** Problem requirements **
Tally the lines in the records underneath that contain the string "screenshot", and state the figure by itself.

[Data about app and page elements]
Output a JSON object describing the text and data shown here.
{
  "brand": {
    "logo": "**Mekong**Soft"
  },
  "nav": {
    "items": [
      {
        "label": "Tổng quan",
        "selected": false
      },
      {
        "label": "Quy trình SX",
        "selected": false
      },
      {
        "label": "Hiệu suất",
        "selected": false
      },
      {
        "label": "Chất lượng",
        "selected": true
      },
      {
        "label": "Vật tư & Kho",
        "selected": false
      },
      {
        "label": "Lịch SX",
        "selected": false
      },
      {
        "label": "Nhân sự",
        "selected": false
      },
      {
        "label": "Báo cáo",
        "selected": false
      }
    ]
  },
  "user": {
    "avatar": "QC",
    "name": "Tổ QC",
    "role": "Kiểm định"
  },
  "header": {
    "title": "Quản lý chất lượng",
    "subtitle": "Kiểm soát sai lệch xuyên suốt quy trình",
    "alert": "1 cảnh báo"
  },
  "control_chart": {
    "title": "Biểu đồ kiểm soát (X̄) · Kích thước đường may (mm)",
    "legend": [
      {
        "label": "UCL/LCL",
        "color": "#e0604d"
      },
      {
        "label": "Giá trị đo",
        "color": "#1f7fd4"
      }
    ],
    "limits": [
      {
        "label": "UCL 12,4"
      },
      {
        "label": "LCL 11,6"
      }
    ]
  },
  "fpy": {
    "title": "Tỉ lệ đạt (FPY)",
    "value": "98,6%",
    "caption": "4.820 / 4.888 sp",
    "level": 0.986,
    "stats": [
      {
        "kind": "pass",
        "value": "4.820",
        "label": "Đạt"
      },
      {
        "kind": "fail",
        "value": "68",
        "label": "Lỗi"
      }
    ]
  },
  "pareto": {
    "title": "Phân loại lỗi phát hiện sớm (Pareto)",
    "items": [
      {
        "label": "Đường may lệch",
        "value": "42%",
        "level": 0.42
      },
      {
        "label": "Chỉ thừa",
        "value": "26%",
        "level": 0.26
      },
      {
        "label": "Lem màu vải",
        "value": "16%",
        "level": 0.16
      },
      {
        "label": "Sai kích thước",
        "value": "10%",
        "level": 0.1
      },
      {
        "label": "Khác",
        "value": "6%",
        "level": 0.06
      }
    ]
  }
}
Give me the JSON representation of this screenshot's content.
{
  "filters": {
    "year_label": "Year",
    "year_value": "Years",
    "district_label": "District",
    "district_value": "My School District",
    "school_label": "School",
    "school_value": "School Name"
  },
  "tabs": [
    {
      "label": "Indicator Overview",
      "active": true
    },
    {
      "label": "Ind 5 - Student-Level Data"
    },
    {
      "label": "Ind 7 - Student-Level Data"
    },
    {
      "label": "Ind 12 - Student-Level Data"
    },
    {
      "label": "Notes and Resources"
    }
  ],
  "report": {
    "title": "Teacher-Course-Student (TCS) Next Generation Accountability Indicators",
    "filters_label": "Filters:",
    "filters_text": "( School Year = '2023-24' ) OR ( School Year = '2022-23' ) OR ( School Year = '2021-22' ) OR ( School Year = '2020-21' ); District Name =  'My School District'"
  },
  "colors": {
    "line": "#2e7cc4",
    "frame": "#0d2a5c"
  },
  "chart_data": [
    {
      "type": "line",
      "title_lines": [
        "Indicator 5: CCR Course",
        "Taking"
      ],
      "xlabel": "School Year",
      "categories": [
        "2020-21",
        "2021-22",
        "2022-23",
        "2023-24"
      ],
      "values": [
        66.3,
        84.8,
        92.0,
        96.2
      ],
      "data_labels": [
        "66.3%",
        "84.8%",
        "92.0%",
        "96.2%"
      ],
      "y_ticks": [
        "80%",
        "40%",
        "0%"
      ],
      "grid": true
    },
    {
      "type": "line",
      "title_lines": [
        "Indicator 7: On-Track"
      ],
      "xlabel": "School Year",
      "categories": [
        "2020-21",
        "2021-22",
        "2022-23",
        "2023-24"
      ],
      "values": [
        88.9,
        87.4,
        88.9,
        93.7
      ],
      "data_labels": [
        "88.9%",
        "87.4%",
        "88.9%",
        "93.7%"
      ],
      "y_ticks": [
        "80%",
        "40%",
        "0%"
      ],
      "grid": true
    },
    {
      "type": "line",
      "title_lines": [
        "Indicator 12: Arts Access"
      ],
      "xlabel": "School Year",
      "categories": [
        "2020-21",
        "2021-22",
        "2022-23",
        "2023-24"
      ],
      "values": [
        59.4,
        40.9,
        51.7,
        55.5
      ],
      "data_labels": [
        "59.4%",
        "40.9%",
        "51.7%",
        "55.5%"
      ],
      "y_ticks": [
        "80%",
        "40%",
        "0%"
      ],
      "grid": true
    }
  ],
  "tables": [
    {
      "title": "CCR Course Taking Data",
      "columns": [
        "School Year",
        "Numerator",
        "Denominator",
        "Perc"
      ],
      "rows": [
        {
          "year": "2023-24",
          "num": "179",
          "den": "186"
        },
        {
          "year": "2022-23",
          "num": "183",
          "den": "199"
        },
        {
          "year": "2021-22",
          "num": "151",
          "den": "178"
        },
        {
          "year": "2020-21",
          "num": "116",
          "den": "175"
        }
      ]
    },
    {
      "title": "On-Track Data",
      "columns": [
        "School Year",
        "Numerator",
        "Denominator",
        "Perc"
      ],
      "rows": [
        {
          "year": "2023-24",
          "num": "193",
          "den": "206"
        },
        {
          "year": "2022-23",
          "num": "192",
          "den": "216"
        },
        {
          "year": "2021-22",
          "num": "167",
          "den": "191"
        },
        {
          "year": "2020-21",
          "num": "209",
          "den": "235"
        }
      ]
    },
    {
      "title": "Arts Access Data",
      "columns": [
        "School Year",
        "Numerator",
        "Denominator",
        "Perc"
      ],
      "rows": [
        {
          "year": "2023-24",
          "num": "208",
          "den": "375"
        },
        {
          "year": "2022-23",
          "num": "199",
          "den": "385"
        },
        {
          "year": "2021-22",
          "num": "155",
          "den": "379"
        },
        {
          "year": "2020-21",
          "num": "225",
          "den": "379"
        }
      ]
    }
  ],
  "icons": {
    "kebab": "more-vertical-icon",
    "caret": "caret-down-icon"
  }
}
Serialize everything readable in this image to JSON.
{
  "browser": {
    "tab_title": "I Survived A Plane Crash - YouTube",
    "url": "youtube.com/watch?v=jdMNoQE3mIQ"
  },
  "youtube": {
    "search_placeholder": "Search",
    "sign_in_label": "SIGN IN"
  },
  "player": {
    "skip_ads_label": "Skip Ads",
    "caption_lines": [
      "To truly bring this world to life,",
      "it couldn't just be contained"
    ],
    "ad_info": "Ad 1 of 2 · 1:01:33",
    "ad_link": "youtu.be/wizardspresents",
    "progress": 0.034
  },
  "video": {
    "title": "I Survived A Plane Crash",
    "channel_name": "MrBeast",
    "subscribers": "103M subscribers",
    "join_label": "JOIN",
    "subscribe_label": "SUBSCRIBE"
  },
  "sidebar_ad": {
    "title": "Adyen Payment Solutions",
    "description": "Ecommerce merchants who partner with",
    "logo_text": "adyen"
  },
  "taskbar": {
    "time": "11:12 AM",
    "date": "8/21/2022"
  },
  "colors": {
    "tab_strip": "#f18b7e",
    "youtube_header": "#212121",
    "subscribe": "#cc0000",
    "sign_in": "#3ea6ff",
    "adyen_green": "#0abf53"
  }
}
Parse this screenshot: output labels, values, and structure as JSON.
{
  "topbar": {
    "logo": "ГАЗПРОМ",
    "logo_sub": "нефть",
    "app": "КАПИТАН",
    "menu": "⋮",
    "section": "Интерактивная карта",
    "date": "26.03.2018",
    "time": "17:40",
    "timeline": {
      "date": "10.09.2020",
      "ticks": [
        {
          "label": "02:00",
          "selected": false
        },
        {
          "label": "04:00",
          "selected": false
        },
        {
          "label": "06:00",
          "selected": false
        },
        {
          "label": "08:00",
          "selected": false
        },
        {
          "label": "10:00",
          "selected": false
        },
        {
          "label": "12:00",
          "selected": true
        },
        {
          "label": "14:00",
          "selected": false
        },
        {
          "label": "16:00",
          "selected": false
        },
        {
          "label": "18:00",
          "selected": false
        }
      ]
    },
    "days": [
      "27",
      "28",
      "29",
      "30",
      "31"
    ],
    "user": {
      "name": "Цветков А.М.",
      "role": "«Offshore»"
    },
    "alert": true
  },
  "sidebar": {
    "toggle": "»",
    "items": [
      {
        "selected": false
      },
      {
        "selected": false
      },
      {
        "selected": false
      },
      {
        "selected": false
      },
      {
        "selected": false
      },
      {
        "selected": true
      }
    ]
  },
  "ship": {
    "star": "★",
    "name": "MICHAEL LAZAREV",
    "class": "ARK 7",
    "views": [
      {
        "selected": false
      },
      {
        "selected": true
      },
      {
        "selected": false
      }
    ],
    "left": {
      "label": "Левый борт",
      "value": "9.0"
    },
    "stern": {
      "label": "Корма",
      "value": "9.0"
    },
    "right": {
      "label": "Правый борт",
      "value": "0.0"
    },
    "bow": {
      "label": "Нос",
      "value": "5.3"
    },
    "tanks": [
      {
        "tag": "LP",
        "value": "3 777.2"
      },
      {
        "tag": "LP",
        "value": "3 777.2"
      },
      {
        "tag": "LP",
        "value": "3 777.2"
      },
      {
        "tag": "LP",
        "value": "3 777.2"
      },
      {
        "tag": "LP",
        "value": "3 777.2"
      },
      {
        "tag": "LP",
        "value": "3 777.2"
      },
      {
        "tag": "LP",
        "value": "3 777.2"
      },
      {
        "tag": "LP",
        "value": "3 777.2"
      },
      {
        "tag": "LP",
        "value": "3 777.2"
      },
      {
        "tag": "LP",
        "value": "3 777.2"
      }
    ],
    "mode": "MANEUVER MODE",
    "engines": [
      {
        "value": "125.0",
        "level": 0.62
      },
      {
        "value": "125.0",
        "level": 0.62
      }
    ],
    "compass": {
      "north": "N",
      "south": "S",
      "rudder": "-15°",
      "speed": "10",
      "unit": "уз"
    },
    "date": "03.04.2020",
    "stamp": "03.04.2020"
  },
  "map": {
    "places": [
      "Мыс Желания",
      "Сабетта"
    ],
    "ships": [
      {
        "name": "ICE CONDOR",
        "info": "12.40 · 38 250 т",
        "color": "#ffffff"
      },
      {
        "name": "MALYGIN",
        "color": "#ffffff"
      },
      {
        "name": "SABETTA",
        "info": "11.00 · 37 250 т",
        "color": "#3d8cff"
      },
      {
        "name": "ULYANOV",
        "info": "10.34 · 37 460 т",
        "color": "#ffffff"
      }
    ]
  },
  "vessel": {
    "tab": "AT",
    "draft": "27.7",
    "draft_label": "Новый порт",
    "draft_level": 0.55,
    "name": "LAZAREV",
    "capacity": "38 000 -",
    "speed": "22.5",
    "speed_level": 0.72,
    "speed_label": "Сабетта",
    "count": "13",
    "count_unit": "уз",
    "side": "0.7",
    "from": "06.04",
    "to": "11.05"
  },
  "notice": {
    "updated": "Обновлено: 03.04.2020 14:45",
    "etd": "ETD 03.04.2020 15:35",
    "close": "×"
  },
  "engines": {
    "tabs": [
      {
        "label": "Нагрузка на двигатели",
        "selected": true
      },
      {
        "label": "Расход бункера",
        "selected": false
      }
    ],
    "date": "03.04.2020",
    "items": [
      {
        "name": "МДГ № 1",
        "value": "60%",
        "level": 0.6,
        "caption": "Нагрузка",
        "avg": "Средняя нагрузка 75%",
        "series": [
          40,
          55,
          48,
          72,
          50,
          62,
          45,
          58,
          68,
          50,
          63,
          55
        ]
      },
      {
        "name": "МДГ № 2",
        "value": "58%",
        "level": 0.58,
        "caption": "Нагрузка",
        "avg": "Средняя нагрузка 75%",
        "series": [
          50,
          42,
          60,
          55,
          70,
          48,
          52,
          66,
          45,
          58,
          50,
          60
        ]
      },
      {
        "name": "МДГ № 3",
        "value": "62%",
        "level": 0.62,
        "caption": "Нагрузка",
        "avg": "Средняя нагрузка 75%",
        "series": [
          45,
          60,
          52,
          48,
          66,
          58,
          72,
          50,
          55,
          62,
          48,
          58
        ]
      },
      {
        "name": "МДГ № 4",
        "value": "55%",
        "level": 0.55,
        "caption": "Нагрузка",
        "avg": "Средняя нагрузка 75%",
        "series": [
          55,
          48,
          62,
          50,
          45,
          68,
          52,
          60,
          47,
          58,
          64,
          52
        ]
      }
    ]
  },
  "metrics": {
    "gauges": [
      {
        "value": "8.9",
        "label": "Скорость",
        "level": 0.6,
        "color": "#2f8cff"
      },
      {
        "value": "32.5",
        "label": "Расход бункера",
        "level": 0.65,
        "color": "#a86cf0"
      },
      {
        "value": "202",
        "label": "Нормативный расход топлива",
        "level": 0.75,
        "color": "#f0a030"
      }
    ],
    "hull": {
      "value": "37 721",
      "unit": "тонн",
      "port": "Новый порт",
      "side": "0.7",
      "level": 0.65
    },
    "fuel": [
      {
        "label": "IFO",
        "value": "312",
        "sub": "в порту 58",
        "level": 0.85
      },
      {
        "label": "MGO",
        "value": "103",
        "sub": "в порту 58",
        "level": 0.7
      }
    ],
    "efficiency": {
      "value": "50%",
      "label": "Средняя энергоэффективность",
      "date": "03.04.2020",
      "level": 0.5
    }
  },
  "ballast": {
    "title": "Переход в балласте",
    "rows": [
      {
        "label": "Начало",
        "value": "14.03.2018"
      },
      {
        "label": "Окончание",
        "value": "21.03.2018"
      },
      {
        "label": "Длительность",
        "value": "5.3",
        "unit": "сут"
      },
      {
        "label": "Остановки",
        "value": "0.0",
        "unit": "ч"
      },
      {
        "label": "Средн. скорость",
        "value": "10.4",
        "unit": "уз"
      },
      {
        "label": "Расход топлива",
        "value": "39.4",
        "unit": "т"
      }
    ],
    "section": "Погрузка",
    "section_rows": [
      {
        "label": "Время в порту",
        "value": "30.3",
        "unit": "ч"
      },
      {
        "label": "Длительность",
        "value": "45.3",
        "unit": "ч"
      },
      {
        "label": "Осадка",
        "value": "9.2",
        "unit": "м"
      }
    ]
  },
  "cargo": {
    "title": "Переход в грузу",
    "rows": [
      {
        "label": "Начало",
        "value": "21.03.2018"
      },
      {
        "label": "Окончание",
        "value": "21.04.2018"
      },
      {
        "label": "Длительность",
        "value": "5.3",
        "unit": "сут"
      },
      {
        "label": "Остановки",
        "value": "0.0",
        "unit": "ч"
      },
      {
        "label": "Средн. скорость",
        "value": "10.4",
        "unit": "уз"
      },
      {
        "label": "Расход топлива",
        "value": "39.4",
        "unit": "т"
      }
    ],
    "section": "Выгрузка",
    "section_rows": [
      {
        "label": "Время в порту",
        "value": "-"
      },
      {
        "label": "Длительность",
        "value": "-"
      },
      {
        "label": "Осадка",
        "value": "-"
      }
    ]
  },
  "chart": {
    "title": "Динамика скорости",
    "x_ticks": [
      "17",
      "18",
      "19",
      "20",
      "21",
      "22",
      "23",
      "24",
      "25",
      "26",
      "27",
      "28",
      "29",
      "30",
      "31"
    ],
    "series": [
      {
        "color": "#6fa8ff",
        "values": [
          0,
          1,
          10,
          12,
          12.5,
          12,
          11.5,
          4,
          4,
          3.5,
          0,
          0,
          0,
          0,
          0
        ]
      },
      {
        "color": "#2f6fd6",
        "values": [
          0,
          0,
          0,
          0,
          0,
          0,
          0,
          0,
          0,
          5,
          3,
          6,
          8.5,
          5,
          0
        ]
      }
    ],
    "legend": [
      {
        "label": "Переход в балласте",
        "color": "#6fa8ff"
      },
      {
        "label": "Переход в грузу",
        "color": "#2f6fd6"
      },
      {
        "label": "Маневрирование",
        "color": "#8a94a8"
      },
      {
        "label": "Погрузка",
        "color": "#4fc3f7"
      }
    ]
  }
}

** Output for this exercise **
2